» **TASK BRIEF**
A complete response lists each line of the data below that includes the word "life".

» **DATA EXCERPTS**
※ ※ ※

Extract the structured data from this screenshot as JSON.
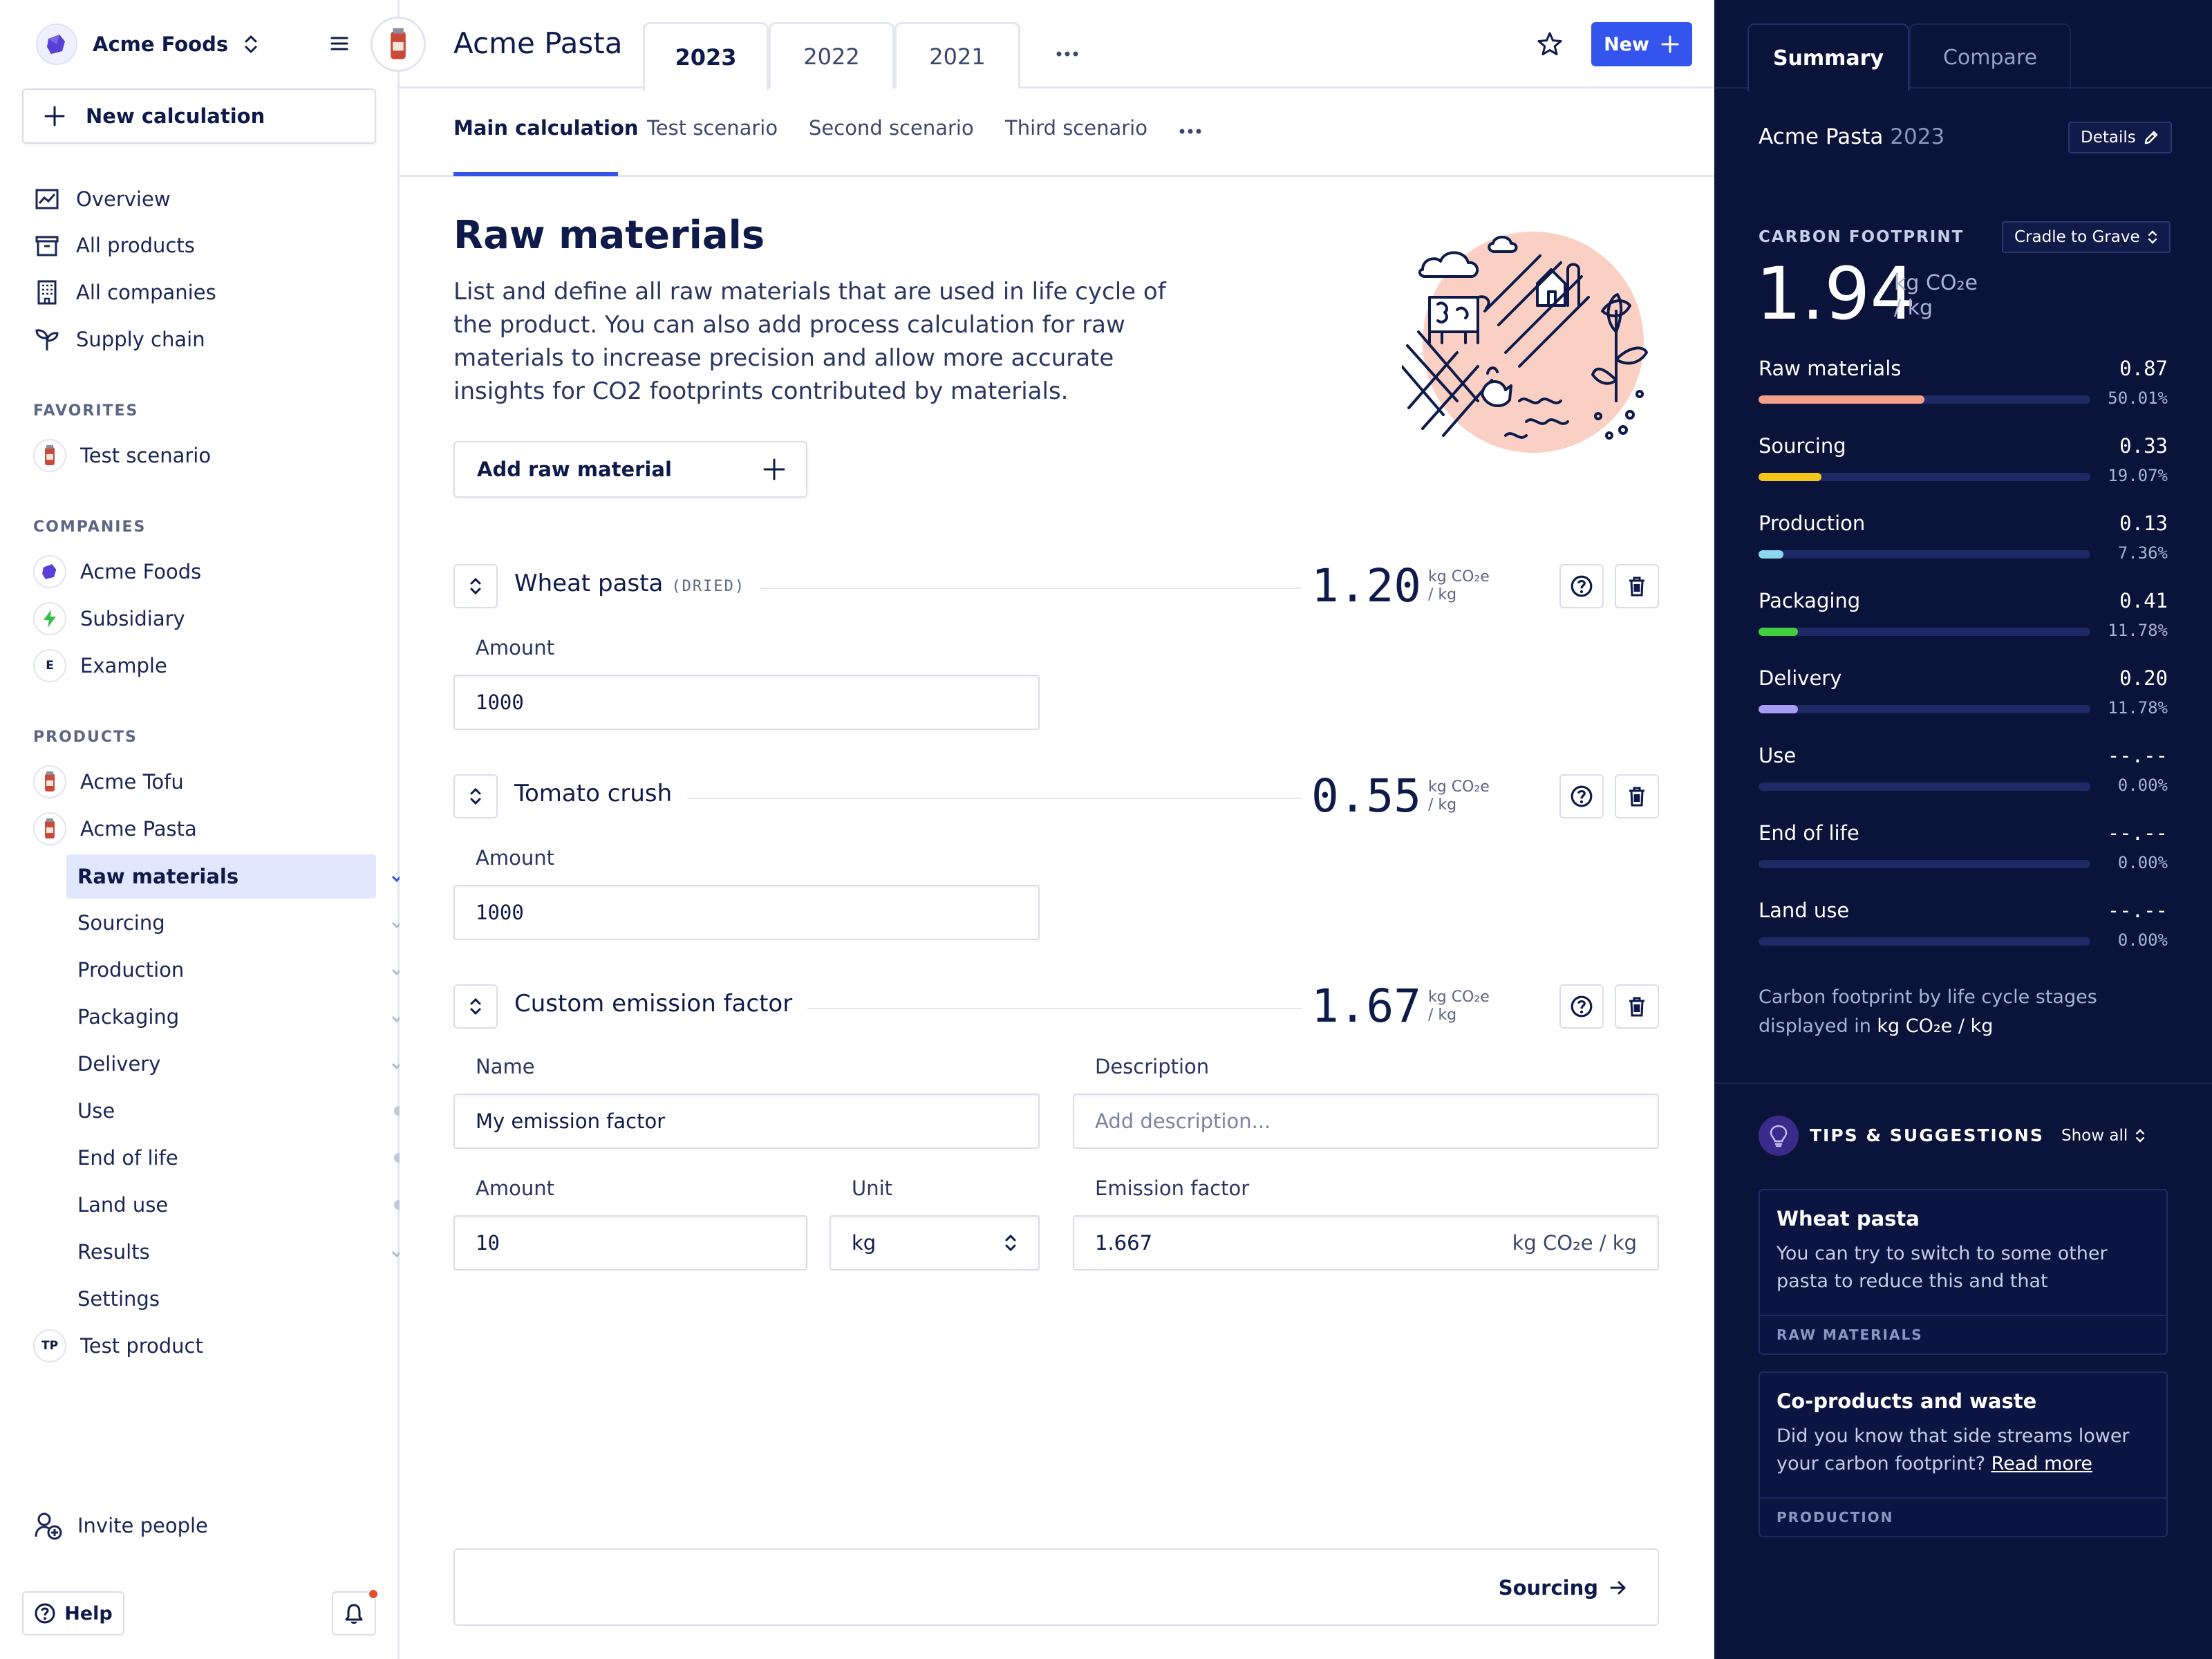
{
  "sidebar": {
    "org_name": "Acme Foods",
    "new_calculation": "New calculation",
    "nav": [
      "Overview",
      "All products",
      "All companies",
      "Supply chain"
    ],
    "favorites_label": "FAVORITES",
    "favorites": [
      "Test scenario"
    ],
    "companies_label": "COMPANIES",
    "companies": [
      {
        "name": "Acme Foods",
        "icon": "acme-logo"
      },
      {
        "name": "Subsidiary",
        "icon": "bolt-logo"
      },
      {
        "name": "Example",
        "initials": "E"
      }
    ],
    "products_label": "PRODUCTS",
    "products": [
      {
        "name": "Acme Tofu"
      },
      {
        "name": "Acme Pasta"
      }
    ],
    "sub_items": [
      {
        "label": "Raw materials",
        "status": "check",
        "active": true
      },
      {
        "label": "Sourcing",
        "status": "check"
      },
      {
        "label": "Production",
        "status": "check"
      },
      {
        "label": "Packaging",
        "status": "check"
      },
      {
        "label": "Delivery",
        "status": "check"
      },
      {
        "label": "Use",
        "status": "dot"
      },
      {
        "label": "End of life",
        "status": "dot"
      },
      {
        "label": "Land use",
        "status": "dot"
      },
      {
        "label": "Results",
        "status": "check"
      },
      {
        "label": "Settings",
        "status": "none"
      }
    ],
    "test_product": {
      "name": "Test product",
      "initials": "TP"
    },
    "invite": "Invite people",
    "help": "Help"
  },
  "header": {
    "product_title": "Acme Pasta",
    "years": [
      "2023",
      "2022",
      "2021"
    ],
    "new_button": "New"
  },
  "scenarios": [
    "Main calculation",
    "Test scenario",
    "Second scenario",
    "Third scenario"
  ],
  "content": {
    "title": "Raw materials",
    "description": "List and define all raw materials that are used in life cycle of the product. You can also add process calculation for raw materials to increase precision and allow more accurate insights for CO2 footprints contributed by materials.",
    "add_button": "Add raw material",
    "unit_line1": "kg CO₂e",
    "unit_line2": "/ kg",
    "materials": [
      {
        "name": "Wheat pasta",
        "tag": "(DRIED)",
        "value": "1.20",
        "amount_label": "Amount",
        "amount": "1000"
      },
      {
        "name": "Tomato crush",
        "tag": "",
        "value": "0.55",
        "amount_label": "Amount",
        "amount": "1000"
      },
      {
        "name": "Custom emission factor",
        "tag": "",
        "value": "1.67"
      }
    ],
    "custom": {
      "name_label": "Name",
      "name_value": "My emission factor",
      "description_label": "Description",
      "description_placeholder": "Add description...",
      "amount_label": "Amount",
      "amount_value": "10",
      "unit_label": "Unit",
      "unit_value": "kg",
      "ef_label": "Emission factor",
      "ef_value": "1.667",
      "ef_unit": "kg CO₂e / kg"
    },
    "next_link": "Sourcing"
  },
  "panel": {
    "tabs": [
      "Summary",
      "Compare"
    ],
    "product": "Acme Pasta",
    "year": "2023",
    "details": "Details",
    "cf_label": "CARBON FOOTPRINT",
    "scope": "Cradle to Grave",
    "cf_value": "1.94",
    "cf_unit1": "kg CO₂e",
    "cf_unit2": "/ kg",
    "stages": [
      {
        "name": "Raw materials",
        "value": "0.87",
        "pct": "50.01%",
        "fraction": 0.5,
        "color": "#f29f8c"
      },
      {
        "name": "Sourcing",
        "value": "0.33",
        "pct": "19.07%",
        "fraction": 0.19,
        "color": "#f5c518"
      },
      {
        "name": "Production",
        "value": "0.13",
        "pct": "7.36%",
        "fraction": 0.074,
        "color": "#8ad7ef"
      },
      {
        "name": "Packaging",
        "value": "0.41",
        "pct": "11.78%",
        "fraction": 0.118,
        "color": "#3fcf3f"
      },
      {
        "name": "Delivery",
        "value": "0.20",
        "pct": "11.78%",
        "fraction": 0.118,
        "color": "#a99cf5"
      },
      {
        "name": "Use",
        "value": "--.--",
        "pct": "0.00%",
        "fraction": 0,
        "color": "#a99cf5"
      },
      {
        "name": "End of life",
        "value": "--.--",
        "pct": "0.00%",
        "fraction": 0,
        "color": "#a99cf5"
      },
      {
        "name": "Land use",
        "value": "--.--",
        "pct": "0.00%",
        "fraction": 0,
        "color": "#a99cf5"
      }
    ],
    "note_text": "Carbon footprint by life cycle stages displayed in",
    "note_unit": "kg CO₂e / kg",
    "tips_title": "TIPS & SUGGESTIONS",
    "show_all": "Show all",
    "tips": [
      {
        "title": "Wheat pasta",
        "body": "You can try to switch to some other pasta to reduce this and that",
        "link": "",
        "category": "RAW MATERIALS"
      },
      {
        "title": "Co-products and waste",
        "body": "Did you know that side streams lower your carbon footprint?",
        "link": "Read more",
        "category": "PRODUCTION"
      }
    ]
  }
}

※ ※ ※

» **ANSWER FOR THE TASK**
        "label": "End of life",
    "description": "List and define all raw materials that are used in life cycle of the product. You can also add process calculation for raw materials to increase precision and allow more accurate insights for CO2 footprints contributed by materials.",
        "name": "End of life",
    "note_text": "Carbon footprint by life cycle stages displayed in",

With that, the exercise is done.